Image Source: https://www.wwf.org.uk/
China’s ivory trade ban has had positive effects in reducing ivory trade, since it came into effect at the end of 2017. However, more work must be done to tackle the trade, including urgent action to reduce ivory purchases from Chinese travellers visiting neighbouring countries.
New research released by WWF and TRAFFIC has shown that intention to buy ivory in China has dropped by almost half to 26%, in comparison to 2017 before the ban was in place. Alongside this, 9 out of 10 people asked in the consumer research said that they support the ivory ban in China.
All pre-ban legal ivory shops visited by TRAFFIC in 2018 have stopped selling ivory and the scale of, illegal ivory trade in most surveyed cities and online platforms has decreased.
However, despite these positive findings further efforts are needed.
What are the challenges?
Whilst the purchasing of ivory has reduced within China, there are still concerns of an illegal ivory trade within trafficking hotspots, particularly at the border with neighbouring Vietnam. The recent report also highlighted concerns over China’s ivory auction market, which remains the only legitimate post-ban commercial outlet for ivory sales. Examination of the current exemption allowing antique ivory to be sold at auction has revealed potential loopholes for laundering illegal ivory. 17 pre-auction exhibitions that were visited as part of the investigation revealed a lack of compliance with the need to obtain administrative approvals from relevant authorities, with seven of them in violation of laws and regulations related to elephant ivory auctions. This discovery led to 219 lots of elephant ivory items being withdrawn by law enforcement officers.
How can you help?
At the London Conference on Illegal Wildlife Trade in October, want to see strong commitments to end wildlife crime.

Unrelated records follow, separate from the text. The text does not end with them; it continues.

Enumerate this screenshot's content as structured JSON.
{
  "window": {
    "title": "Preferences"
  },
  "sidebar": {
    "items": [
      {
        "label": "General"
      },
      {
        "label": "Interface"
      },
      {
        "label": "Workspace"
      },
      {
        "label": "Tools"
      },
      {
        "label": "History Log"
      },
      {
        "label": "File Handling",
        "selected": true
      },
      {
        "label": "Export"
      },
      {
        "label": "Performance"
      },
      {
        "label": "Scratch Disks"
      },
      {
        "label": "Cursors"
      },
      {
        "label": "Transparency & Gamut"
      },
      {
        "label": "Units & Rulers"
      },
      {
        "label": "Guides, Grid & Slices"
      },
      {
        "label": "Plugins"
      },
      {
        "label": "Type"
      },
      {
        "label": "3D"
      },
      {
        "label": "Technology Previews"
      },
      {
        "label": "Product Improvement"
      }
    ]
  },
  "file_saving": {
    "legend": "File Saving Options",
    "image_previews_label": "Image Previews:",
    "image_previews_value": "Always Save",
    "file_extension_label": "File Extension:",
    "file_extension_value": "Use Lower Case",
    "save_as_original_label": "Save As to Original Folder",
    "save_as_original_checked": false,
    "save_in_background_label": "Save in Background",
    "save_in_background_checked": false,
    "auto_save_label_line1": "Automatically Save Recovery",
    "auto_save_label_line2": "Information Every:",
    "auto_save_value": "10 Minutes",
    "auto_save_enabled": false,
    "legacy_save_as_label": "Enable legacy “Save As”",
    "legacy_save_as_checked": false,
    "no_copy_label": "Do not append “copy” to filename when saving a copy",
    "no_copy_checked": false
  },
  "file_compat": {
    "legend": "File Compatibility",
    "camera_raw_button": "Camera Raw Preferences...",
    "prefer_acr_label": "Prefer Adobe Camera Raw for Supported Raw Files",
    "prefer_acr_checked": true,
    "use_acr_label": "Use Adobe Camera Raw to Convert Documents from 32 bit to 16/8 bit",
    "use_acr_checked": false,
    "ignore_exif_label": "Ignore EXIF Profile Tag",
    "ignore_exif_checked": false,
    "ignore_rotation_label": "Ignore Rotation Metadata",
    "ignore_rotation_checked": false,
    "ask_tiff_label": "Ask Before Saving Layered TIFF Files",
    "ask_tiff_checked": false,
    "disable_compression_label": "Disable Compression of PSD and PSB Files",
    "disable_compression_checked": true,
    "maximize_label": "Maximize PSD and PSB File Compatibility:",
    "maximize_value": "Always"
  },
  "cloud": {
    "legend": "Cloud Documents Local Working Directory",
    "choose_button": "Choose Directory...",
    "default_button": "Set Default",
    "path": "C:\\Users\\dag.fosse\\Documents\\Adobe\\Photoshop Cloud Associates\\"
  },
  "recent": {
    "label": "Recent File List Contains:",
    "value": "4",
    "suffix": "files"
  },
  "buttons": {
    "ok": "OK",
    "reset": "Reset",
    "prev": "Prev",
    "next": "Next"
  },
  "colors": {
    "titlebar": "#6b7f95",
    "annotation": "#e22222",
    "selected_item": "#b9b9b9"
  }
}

To tackle the elephant poaching crisis we want world leaders to commit to closing their domestic legal and illegal ivory markets by May 2019, especially those in Asia which contribute most to the international illegal ivory trade.
Please join our fight to end wildlife crime by signing our petition to demand urgent action to end this horrific trade.